One of my Georgian friends told me about this very famous person in Georgian history. Apparently, he was a king who built up a strong military, increased educational opportunities for all, and united the church. I'll try to get more details and report on this in depth. What I do know is this person occupies an important place in the Georgian collective consciousness.
Tuesday's finished and I continue to be amazed at how happy I am here. I think it has a lot to do with the people and their hospitality. They are always willing to help, but unlike other cultures, seem to realize when the help is not needed nor wanted. I predict Georgia will be quite the tourist desitination once the Russian threat subsides and more and more people become aware of the wonderful attractions. I'm glad I got here early in its ascendancy.
I know I love it here because it's 0630, Monday morning and I can't wait to go to work! I wish there weren't any weekends in this country so I could see my coworkers/trainees every day. They're so much fun to be around that it doesn't seem like work at all!!
It's about 6pm local time and I'm looking forward to the coming week. I really enjoy working in Georgia and can't seem to wait for the week to start again. What will I do when I return back to the US? Maybe, I can find a way to return here in a year or two??
I've been dying to write about this all week! Last Sunday, a Georgian friend took me to the 'Davit Gareji' monastery complex on the Azeri border. This area is famous in Georgian history for all the invasions it's endured, the most notorious being one by the Persians in the 17th century that resulted in the deaths of 6,000 monks. Despite its tragic history, it was a fascinating place to visit with beautiful views in all directions. The day began in an interesting fashion. My friend picked me up at a predetermined location downtown and brought another friend along with him. The latter happened to be a monk, which came as a bit of a surprise! At first, I felt a bit uncomfortable thinking I might need to monitor my behavior. But then, I figured having a monk along was probably the best way to explore a monastery. He didn't speak English as well as my friend but he was a very nice person and we got along quite well the rest of the day. The drive was so scenic moving from wine coun…
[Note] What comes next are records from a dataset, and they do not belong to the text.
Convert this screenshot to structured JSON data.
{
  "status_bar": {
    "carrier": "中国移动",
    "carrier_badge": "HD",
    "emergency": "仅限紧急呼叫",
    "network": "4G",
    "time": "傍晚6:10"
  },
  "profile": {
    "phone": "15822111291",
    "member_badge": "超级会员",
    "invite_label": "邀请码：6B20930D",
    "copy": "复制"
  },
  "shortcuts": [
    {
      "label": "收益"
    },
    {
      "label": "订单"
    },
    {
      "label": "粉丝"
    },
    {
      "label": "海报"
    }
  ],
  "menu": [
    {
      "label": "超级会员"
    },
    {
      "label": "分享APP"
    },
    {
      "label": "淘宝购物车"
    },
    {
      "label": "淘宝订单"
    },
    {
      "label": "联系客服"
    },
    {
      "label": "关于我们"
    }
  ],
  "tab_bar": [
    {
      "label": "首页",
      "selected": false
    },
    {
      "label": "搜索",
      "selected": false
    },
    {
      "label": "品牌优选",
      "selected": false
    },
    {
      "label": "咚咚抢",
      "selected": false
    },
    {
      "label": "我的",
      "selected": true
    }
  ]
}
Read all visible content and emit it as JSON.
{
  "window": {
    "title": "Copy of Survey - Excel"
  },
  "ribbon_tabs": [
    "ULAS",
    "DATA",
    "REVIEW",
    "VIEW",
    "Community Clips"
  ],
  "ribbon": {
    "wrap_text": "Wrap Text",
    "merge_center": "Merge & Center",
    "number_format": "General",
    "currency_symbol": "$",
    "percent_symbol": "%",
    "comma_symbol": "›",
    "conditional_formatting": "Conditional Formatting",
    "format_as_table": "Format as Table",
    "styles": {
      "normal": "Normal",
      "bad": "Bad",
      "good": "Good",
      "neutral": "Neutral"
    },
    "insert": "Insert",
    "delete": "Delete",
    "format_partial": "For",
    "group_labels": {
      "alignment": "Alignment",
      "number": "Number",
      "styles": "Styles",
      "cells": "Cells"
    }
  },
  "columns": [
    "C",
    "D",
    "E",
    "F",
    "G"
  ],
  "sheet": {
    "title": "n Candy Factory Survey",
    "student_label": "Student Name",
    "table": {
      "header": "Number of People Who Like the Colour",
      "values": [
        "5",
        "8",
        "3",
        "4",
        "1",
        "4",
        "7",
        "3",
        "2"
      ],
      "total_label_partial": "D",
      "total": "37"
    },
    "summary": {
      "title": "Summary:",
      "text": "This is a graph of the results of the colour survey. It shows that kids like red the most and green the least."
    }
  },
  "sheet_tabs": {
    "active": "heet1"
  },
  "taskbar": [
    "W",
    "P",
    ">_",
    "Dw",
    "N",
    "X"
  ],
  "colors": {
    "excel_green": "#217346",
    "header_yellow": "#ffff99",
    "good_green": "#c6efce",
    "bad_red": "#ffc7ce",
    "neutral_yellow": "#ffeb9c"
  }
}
I have to share this view from my balcony at about 1830 this evening. Great colors as the sun was setting both on the buildings and mountains in the background. Click on the pics to enlarge and see better.
These pictures are of a monastery about 50 kilometers outside T'bilisi. I've included both close-up and distant pictures of the monastery as well as the town below it. Please let me know what you think. Russ
In my last post, I mentioned the earthquake that woke me up in the middle of the night. Well, I received more information about this yesterday. Apparently, the epicenter was in the western part of the country and T'bilisi is in the southeast so we didn't feel the full effect of it. As earthquakes go, it wasn't a serious one and, as far as I know, no one died as a result.
I had a nice walk down the main street (Rustaveli) yesterday evening. It's already getting cooler here and I could have used a jacket had I known before setting out on the walk. What never ceases to amaze me is how European streets are always so clean. This, combined with the interesting, old world architecture, makes it an enjoyable experience every time I take a simple stroll.
I'm really happy today! I was allowed to move to a new room in the same hotel but of a much higher quality. The view on the balcony is also magnificent. Look at the pictures from bottom to top and that will simulate how the view appears to me as I scan it in the same direction.
Really amazing! Grapes on the vine on a city street in the capital. You see this everywhere! Georgia is known for its wine and apparently, the climate will allow the vines to grow almost anywhere here.